Interwoven with this philosophy are other musings; as noted earlier, each chapter has a specific concept attached to the ingredient being discussed, and Aftel expounds upon that concept, quoting from a very wide variety of sources, from obscure medieval monks to Coco Chanel, to reinforce her ideas as well as to offer different viewpoints. While this is quite interesting, and something I personally find enjoyable, I do find that it made some chapters weaker than others, since my interest in a specific chapter was dependent mostly upon my interest in the theme in question. A certain imbalance among the chapters is also noticeable: for instance, the chapter on jasmine focuses a lot more on beauty and aesthetics, while the chapter on cinnamon focuses a lot more on history. I found myself wishing that there had been more of a balance in the topics covered in each chapter, just so that one can truly understand how all the topics work together to tell the story of the ingredient and how it connects to the theme of the chapter.
Fortunately, Aftel frequently includes her own anecdotes about her work as a perfumer, because I think that the book wouldn’t be quite as firm without them. It’s all well and good to discuss these intriguing philosophical questions, but without some binding thread the book would fall apart. That’s where the whole perfumery idea comes in, and where Aftel’s experience as a perfumer comes into play. If she had not included that aspect, the book would feel very loose and disjointed, something to merely flip through as one pleases, instead of something to really spend time with and delve into.
It’s also rather clear that Aftel’s writing really comes to life when she’s talking about perfume, or her work, or her life a perfumer. The book as a whole has a relatively unified tone, but where her writing stands out the most is when she’s talking about what she loves most—which is not, necessarily, history or economics or science. There is nothing wrong with this, of course, just something I noted while reading the book, because I realised that I always took a touch longer to get through a portion of text if Aftel was talking about some aspect of her work, or was telling a personal anecdote.

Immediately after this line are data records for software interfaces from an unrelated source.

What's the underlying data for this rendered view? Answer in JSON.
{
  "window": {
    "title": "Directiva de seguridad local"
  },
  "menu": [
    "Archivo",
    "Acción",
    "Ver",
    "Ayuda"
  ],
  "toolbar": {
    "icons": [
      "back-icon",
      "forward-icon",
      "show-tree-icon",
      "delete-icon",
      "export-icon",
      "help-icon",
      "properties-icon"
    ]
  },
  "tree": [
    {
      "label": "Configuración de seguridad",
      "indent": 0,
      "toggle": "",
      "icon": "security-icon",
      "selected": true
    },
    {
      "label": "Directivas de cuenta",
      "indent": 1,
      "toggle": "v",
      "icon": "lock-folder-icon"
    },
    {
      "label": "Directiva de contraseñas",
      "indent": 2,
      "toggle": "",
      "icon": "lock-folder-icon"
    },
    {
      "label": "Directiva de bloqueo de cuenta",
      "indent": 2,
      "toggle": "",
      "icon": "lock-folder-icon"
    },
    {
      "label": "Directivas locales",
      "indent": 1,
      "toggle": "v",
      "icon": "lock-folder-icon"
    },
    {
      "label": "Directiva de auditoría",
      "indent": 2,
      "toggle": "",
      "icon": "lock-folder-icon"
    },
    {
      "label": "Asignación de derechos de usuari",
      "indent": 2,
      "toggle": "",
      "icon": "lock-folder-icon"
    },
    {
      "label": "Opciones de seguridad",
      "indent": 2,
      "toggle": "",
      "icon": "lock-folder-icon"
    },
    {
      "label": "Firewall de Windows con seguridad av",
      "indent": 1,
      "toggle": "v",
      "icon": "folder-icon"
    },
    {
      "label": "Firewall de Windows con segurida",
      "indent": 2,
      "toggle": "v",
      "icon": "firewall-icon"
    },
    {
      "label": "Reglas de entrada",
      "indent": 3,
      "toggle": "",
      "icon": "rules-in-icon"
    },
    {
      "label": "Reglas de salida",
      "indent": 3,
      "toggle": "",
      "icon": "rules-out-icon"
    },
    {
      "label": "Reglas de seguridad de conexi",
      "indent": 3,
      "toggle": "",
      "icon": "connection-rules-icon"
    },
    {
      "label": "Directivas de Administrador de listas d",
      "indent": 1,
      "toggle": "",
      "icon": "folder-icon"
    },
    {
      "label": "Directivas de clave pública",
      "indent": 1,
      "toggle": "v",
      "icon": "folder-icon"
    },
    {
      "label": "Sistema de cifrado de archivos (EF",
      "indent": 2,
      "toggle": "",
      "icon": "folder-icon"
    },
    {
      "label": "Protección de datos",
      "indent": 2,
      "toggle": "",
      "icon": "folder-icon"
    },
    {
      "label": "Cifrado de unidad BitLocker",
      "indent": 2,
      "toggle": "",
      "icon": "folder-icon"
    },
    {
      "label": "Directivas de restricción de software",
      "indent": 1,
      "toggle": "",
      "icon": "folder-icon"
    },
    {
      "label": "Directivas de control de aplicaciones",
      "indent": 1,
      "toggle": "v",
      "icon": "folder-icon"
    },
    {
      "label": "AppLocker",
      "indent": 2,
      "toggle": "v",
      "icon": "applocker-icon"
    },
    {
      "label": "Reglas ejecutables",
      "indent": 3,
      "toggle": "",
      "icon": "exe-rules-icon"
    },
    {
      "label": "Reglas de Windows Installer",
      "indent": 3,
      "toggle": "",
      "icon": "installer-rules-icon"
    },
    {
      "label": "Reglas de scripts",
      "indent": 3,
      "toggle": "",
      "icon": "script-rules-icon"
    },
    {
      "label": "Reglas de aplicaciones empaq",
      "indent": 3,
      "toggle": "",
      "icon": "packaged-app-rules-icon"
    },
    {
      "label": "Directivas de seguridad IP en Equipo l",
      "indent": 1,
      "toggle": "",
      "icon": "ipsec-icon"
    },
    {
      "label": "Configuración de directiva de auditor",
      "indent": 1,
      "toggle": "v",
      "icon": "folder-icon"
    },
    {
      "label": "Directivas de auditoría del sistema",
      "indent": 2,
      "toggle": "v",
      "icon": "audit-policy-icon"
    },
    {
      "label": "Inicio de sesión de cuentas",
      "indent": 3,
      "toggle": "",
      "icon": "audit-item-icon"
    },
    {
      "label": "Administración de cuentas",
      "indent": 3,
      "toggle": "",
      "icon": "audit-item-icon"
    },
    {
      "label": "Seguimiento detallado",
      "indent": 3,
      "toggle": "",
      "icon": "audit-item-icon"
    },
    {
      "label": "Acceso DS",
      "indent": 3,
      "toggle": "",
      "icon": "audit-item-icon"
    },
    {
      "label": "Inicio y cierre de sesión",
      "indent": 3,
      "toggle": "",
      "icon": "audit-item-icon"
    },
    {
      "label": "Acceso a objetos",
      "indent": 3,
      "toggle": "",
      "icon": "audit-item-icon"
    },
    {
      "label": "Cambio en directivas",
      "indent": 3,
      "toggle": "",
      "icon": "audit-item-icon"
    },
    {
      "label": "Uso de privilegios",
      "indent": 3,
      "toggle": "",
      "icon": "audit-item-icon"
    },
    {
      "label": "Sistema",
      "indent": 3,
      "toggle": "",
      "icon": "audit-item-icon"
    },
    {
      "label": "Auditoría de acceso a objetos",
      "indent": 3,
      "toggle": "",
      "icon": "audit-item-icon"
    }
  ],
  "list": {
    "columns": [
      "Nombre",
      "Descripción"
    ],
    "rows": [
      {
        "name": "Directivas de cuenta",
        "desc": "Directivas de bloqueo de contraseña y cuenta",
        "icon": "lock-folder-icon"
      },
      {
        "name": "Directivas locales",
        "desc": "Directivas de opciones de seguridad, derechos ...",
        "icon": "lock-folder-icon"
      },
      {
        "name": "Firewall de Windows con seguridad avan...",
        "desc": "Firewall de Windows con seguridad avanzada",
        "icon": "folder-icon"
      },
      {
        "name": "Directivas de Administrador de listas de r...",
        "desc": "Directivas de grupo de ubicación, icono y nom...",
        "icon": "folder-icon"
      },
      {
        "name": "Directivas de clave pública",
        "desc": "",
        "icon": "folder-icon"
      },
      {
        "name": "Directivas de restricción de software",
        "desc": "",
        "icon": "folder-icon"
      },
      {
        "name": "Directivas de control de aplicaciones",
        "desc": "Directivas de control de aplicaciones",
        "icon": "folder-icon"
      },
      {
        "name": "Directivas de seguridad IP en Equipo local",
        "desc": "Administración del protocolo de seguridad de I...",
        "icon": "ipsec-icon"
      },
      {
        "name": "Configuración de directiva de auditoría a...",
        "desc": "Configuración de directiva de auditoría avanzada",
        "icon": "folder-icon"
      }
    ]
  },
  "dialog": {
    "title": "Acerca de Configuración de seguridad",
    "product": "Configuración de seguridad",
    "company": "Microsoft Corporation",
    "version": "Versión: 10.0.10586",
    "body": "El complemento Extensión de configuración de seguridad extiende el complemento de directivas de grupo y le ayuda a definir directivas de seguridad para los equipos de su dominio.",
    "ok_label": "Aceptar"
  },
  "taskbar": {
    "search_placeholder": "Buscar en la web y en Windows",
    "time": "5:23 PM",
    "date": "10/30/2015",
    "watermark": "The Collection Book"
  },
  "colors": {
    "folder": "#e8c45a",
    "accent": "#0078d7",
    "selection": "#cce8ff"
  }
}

Overall, Fragrant: The Secret Life of Scent is an engaging read: it sucked me in the way any good book, fiction or otherwise, ought to, and held me there for its entirety. It’s not without some weak spots, however: there’s a lack of cohesiveness in some of the individual chapters, and none of those chapters really go in-depth into the ingredient itself, focusing instead on the theme that Aftel has associated with each one and discussing history and philosophy as necessary to emphasise her point. However, this tendency towards lightness is what makes this book such a good introduction to the craft of perfumery, and the recipes at the end of each chapter are sure to encourage more than a few readers to give making their own scents a shot. Fortunately, Aftel provides a list of sources at the end of the book, so that readers can find the tools and ingredients they need if they feel inspired enough to give perfumery a try.